It’s time to ‘fess up and face the shame. Brace yourself: I just don’t like California Cabernet. I’ve never really liked California Cabernet. Oh sure, there have been a few exceptions over the years – Ridge, Trefethen, Montelena – but for the most part, I just don’t get it. Cabernet sauvignon, from almost anywhere in California, leaves me cold.
It’s not that I actively dislike most California Cabs: I just don’t find them exciting. For my palate, they rarely – very, very rarely – taste of any place at all, and their expression of varietal character is always for me obscured and over-ridden by their one truly California characteristic, an aggressive, abrasive, sandpapery set of tannins. To be sure, these are not as powerful as they were a few decades back, when I really believed that whenever people spoke of “Cabs” they were using an acronym for California After-Burn – but for me those harsh tannins are still there. Consequently, 99 times out of 100, I will drink anything in preference to a California Cabernet. So stoke the fires: here’s your heretic.
What spurred this confession wasn’t any sort of an Inquisition, but an honest attempt to try to understand California Cabernet better. The Wine Media Guild, in its ongoing efforts to illuminate the dark recesses of its member wine journalists’ minds, staged a tasting of Napa and Sonoma mountain wineries, largely featuring Cabernet sauvignons. This, I thought, is my chance to learn something about wines that have so long put me off. The wines selected for the tasting represented a varied set of winemakers and estates of different scales from two key Cabernet-producing valleys of California. All the winemakers were serious, knowledgeable professionals who worked hard at their craft and thought seriously about what they’re doing. If ever I’m going to come to appreciate California Cabernet, I thought, this is my chance to start.

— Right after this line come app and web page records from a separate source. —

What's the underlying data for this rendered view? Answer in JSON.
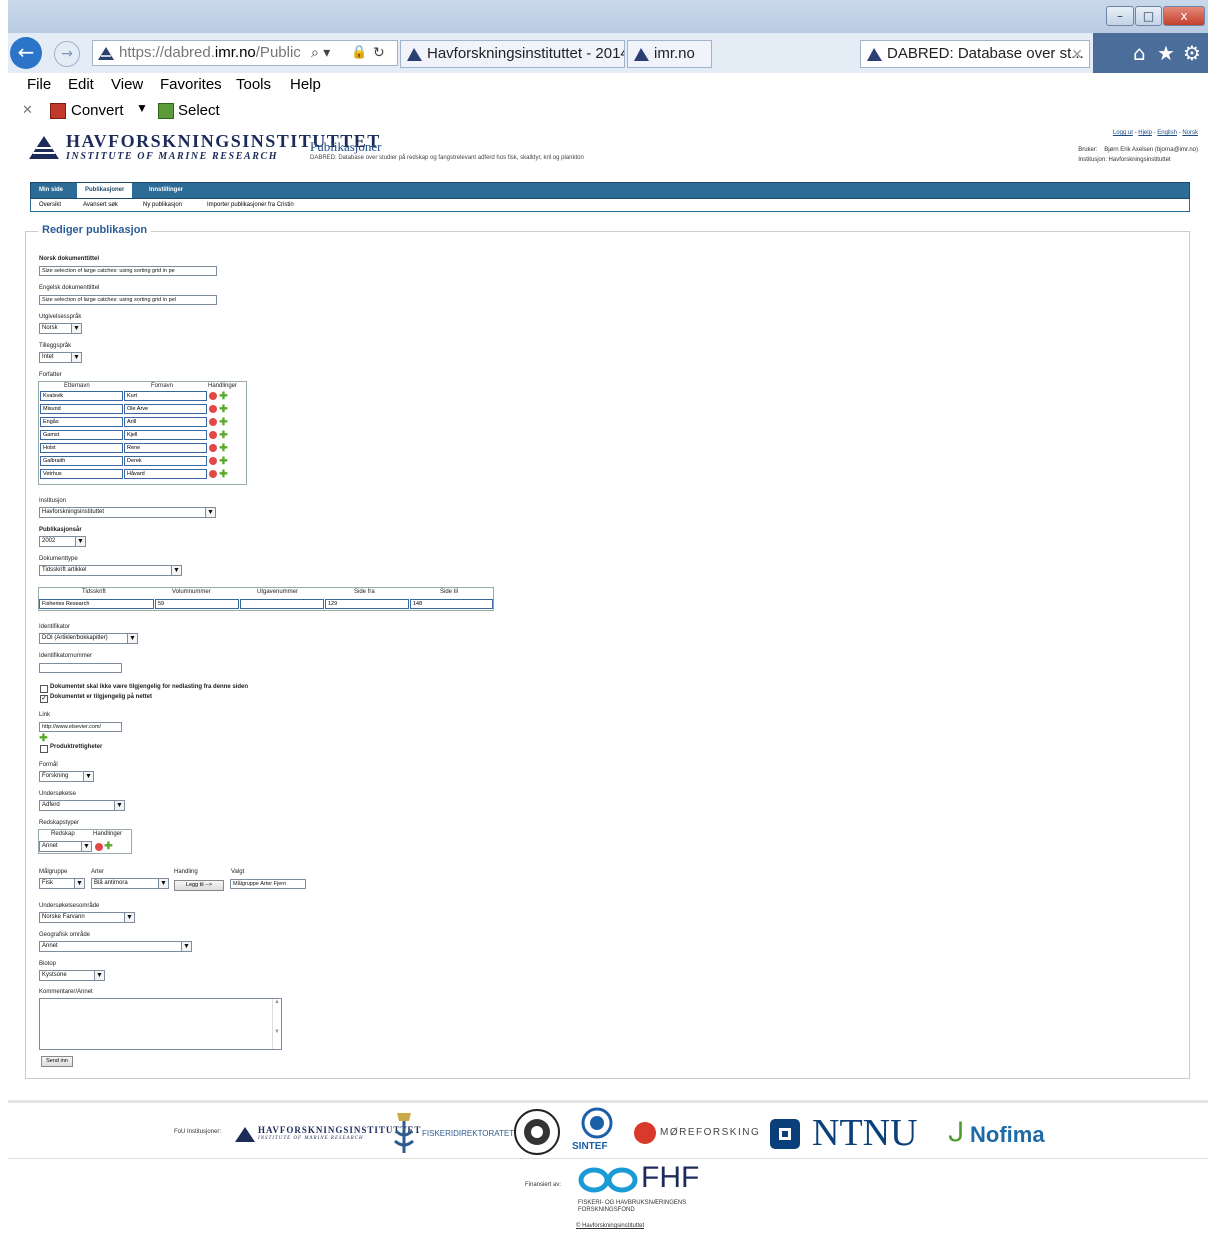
{
  "browser": {
    "address": {
      "scheme": "https://",
      "host_prefix": "dabred.",
      "host_domain": "imr.no",
      "path": "/Public"
    },
    "tabs": [
      {
        "label": "Havforskningsinstituttet - 2014"
      },
      {
        "label": "imr.no"
      },
      {
        "label": "DABRED: Database over st..."
      }
    ],
    "window_controls": {
      "minimize": "–",
      "maximize": "□",
      "close": "x"
    },
    "menu": [
      "File",
      "Edit",
      "View",
      "Favorites",
      "Tools",
      "Help"
    ],
    "command_bar": {
      "convert": "Convert",
      "select": "Select"
    }
  },
  "header": {
    "logo_line1": "HAVFORSKNINGSINSTITUTTET",
    "logo_line2": "INSTITUTE OF MARINE RESEARCH",
    "app_title": "Publikasjoner",
    "app_subtitle": "DABRED: Database over studier på redskap og fangstrelevant adferd hos fisk, skalldyr, kril og plankton",
    "links": [
      "Logg ut",
      "Hjelp",
      "English",
      "Norsk"
    ],
    "user_label": "Bruker:",
    "user_value": "Bjørn Erik Axelsen (bjorna@imr.no)",
    "inst_label": "Institusjon:",
    "inst_value": "Havforskningsinstituttet"
  },
  "nav": {
    "main": [
      "Min side",
      "Publikasjoner",
      "Innstillinger"
    ],
    "sub": [
      "Oversikt",
      "Avansert søk",
      "Ny publikasjon",
      "Importer publikasjoner fra Cristin"
    ]
  },
  "form": {
    "legend": "Rediger publikasjon",
    "norsk_title_label": "Norsk dokumenttittel",
    "norsk_title_value": "Size selection of large catches: using sorting grid in pe",
    "engelsk_title_label": "Engelsk dokumenttittel",
    "engelsk_title_value": "Size selection of large catches: using sorting grid in pel",
    "language_label": "Utgivelsesspråk",
    "language_value": "Norsk",
    "extra_language_label": "Tilleggspråk",
    "extra_language_value": "Intet",
    "authors_label": "Forfatter",
    "authors_headers": [
      "Etternavn",
      "Fornavn",
      "Handlinger"
    ],
    "authors": [
      {
        "last": "Kvalsvik",
        "first": "Kurt"
      },
      {
        "last": "Misund",
        "first": "Ole Arve"
      },
      {
        "last": "Engås",
        "first": "Arill"
      },
      {
        "last": "Gamst",
        "first": "Kjell"
      },
      {
        "last": "Holst",
        "first": "Rene"
      },
      {
        "last": "Galbraith",
        "first": "Derek"
      },
      {
        "last": "Vetrhus",
        "first": "Håvard"
      }
    ],
    "institution_label": "Institusjon",
    "institution_value": "Havforskningsinstituttet",
    "year_label": "Publikasjonsår",
    "year_value": "2002",
    "doctype_label": "Dokumenttype",
    "doctype_value": "Tidsskrift artikkel",
    "journal_headers": [
      "Tidsskrift",
      "Volumnummer",
      "Utgavenummer",
      "Side fra",
      "Side til"
    ],
    "journal_values": [
      "Fisheries Research",
      "59",
      "",
      "129",
      "148"
    ],
    "identifier_label": "Identifikator",
    "identifier_value": "DOI (Artikler/bokkapitler)",
    "identifier_number_label": "Identifikatornummer",
    "identifier_number_value": "",
    "chk_not_available": "Dokumentet skal ikke være tilgjengelig for nedlasting fra denne siden",
    "chk_online": "Dokumentet er tilgjengelig på nettet",
    "link_label": "Link",
    "link_value": "http://www.elsevier.com/",
    "chk_product_rights": "Produktrettigheter",
    "purpose_label": "Formål",
    "purpose_value": "Forskning",
    "study_label": "Undersøkelse",
    "study_value": "Adferd",
    "gear_label": "Redskapstyper",
    "gear_headers": [
      "Redskap",
      "Handlinger"
    ],
    "gear_value": "Annet",
    "target_label": "Målgruppe",
    "target_value": "Fisk",
    "species_label": "Arter",
    "species_value": "Blå antimora",
    "action_label": "Handling",
    "add_button": "Legg til -->",
    "chosen_label": "Valgt",
    "chosen_value": "Målgruppe Arter Fjern",
    "area_label": "Undersøkelsesområde",
    "area_value": "Norske Farvann",
    "geo_label": "Geografisk område",
    "geo_value": "Annet",
    "biotope_label": "Biotop",
    "biotope_value": "Kystsone",
    "comment_label": "Kommentarer/Annet",
    "submit_button": "Send inn"
  },
  "footer": {
    "partners_label": "FoU Institusjoner:",
    "partners": [
      "HAVFORSKNINGSINSTITUTTET",
      "INSTITUTE OF MARINE RESEARCH",
      "FISKERIDIREKTORATET",
      "SINTEF",
      "MØREFORSKING",
      "NTNU",
      "Nofima"
    ],
    "funded_label": "Finansiert av:",
    "fhf_name": "FHF",
    "fhf_sub1": "FISKERI- OG HAVBRUKSNÆRINGENS",
    "fhf_sub2": "FORSKNINGSFOND",
    "copyright": "© Havforskningsinstituttet"
  }
}
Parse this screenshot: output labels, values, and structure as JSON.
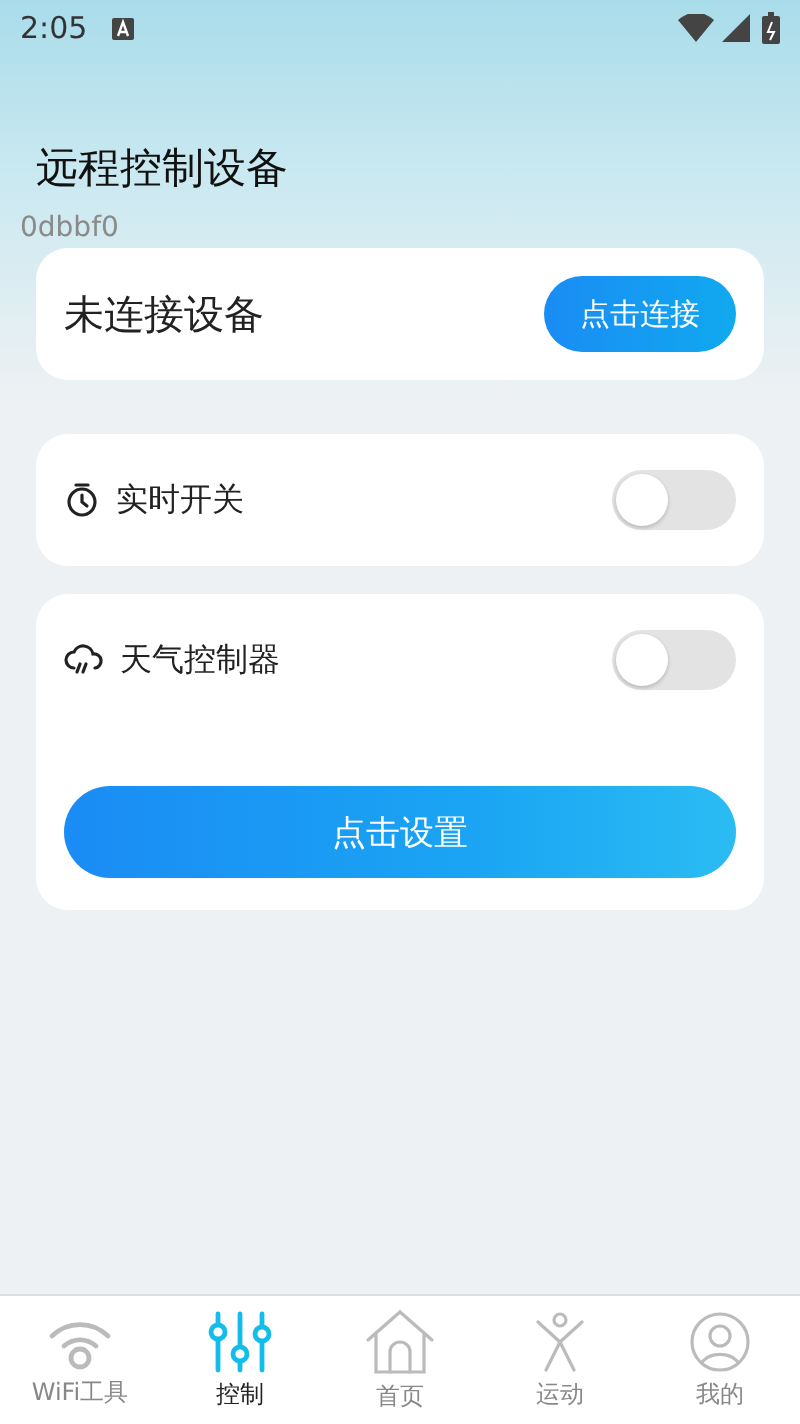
{
  "status_bar": {
    "time": "2:05"
  },
  "header": {
    "title": "远程控制设备",
    "debug_text": "0dbbf0"
  },
  "device_card": {
    "status": "未连接设备",
    "button": "点击连接"
  },
  "switches": [
    {
      "kind": "timer",
      "label": "实时开关",
      "on": false
    },
    {
      "kind": "weather",
      "label": "天气控制器",
      "on": false,
      "button": "点击设置"
    }
  ],
  "tab_bar": [
    {
      "kind": "wifi",
      "label": "WiFi工具",
      "selected": false
    },
    {
      "kind": "sliders",
      "label": "控制",
      "selected": true
    },
    {
      "kind": "home",
      "label": "首页",
      "selected": false
    },
    {
      "kind": "person",
      "label": "运动",
      "selected": false
    },
    {
      "kind": "user",
      "label": "我的",
      "selected": false
    }
  ]
}
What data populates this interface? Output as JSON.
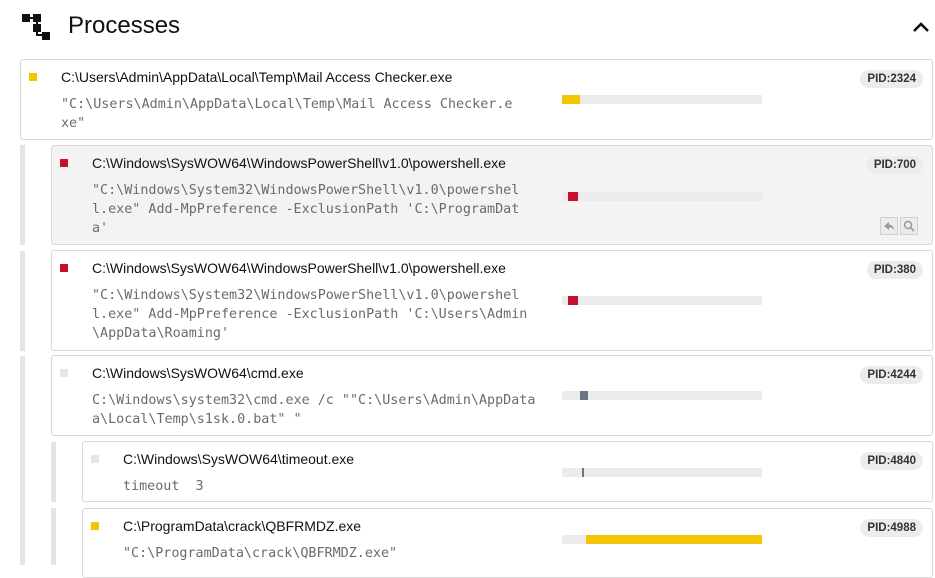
{
  "header": {
    "title": "Processes"
  },
  "colors": {
    "warning": "#f5c400",
    "danger": "#c8102e",
    "neutral": "#e6e6e6",
    "marker": "#6c7680"
  },
  "processes": [
    {
      "path": "C:\\Users\\Admin\\AppData\\Local\\Temp\\Mail Access Checker.exe",
      "cmd_lines": [
        "\"C:\\Users\\Admin\\AppData\\Local\\Temp\\Mail Access Checker.e",
        "xe\""
      ],
      "pid": "PID:2324",
      "severity": "warning",
      "timeline": {
        "start": 0.0,
        "end": 0.09
      }
    },
    {
      "path": "C:\\Windows\\SysWOW64\\WindowsPowerShell\\v1.0\\powershell.exe",
      "cmd_lines": [
        "\"C:\\Windows\\System32\\WindowsPowerShell\\v1.0\\powershel",
        "l.exe\" Add-MpPreference -ExclusionPath 'C:\\ProgramDat",
        "a'"
      ],
      "pid": "PID:700",
      "severity": "danger",
      "timeline": {
        "start": 0.03,
        "end": 0.08
      }
    },
    {
      "path": "C:\\Windows\\SysWOW64\\WindowsPowerShell\\v1.0\\powershell.exe",
      "cmd_lines": [
        "\"C:\\Windows\\System32\\WindowsPowerShell\\v1.0\\powershel",
        "l.exe\" Add-MpPreference -ExclusionPath 'C:\\Users\\Admin",
        "\\AppData\\Roaming'"
      ],
      "pid": "PID:380",
      "severity": "danger",
      "timeline": {
        "start": 0.03,
        "end": 0.08
      }
    },
    {
      "path": "C:\\Windows\\SysWOW64\\cmd.exe",
      "cmd_lines": [
        "C:\\Windows\\system32\\cmd.exe /c \"\"C:\\Users\\Admin\\AppData",
        "a\\Local\\Temp\\s1sk.0.bat\" \""
      ],
      "pid": "PID:4244",
      "severity": "neutral",
      "timeline": {
        "start": 0.09,
        "end": 0.13
      }
    },
    {
      "path": "C:\\Windows\\SysWOW64\\timeout.exe",
      "cmd_lines": [
        "timeout  3"
      ],
      "pid": "PID:4840",
      "severity": "neutral",
      "timeline": {
        "start": 0.1,
        "end": 0.11
      }
    },
    {
      "path": "C:\\ProgramData\\crack\\QBFRMDZ.exe",
      "cmd_lines": [
        "\"C:\\ProgramData\\crack\\QBFRMDZ.exe\""
      ],
      "pid": "PID:4988",
      "severity": "warning",
      "timeline": {
        "start": 0.12,
        "end": 1.0
      }
    }
  ]
}
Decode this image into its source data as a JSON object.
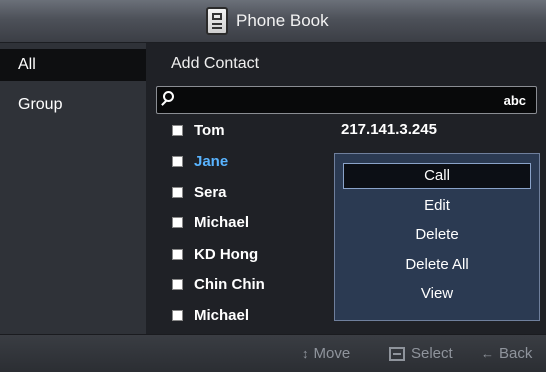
{
  "title": {
    "icon": "phone-book-icon",
    "label": "Phone Book"
  },
  "sidebar": {
    "items": [
      {
        "label": "All",
        "active": true
      },
      {
        "label": "Group",
        "active": false
      }
    ]
  },
  "main": {
    "add_contact_label": "Add Contact",
    "search": {
      "value": "",
      "placeholder": "",
      "mode": "abc",
      "icon": "search-icon"
    },
    "contacts": [
      {
        "name": "Tom",
        "selected": false
      },
      {
        "name": "Jane",
        "selected": true
      },
      {
        "name": "Sera",
        "selected": false
      },
      {
        "name": "Michael",
        "selected": false
      },
      {
        "name": "KD Hong",
        "selected": false
      },
      {
        "name": "Chin Chin",
        "selected": false
      },
      {
        "name": "Michael",
        "selected": false
      }
    ],
    "detail_value": "217.141.3.245"
  },
  "context_menu": {
    "items": [
      {
        "label": "Call",
        "active": true
      },
      {
        "label": "Edit",
        "active": false
      },
      {
        "label": "Delete",
        "active": false
      },
      {
        "label": "Delete All",
        "active": false
      },
      {
        "label": "View",
        "active": false
      }
    ]
  },
  "bottom_bar": {
    "move_label": "Move",
    "select_label": "Select",
    "back_label": "Back"
  },
  "colors": {
    "selected_contact": "#59b4ff",
    "menu_bg": "#2b3a52"
  }
}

Alas, it was not to be: I continue not to get it. All around me my colleagues – people whose palates and opinions I respect – were tasting with pleasure and even enthusiasm, while I made notes like “blah,” “characterless,” “harsh tannins,” “how much?!” I don’t claim to have an infallible palate – nobody does, whatever the PR might suggest – but I do have a fairly decent one. And I’m a habitual Barolo drinker, so I know about tannins. So I have to ask myself, What is the disconnect here? What is keeping me from enjoying these wines?
It isn’t the grape, that’s for sure: I learned wines on Bordeaux, and I still love it. But it is true that over the years I have encountered increasing instances of over-aggressive Cabernet, and not just from California. It is certainly a possibility that what’s putting me off is what California soils and climates – and maybe California winemaking techniques – do to and with Cabernet. Certainly the kind of ripenesses that California vineyards routinely achieve were farfetched dreams in Bordeaux in pre-global warming days, when I formed my ideas of what a wine should be. Perhaps I’m stuck with an outmoded notion of wine in general and Cabernet in particular – but what I’ve observed of Cabernet in Italy (and increasingly in Bordeaux) leads me to think that warmer is emphatically not better for this variety.
Which leads me to my major heresy, which will probably end up getting me drummed out of the corps and sent into outer darkness, where I will be forced to drink Sterno strained through an old gym sock: I have long thought that, though California’s wine-producing potential is fantastic, its growers are by and large working with the wrong grapes. I don’t think they have yet found the right grapes for the right places, and they won’t as long as they continue pooh-poohing the idea of terroir. They probably need a few centuries of Cistercians working the land in silence and keeping meticulous records before they discover what varieties will actually work best – and that, of course, is not going to happen.
In the meanwhile, I don’t really believe that Cabernet sauvignon ought to be the variety that California growers count on. I don’t think it does its best there, and I think many other varieties can and will give much better results – especially now, with the climate changing in the ways it is. I don’t believe, however, that the vineyard situation is going to change any time soon, because winemaking has become almost totally market-driven, and the market wants Cabernet – or thinks it wants Cabernet, or is told it wants Cabernet. Unfortunately, for me, I only drink and taste with my own mouth – and I don’t want Cabernet.
Turn me over: I’m done on this side.